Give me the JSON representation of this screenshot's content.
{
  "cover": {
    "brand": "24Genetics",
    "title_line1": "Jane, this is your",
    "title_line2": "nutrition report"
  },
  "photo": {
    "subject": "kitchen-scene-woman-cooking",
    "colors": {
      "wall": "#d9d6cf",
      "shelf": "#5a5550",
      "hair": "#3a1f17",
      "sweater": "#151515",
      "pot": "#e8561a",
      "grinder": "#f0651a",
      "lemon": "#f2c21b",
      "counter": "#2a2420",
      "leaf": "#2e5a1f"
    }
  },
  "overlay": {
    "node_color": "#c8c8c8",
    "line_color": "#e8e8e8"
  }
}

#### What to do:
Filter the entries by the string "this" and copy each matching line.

#### Result of the task:
Give me the JSON representation of this screenshot's content.
    "title_line1": "Jane, this is your",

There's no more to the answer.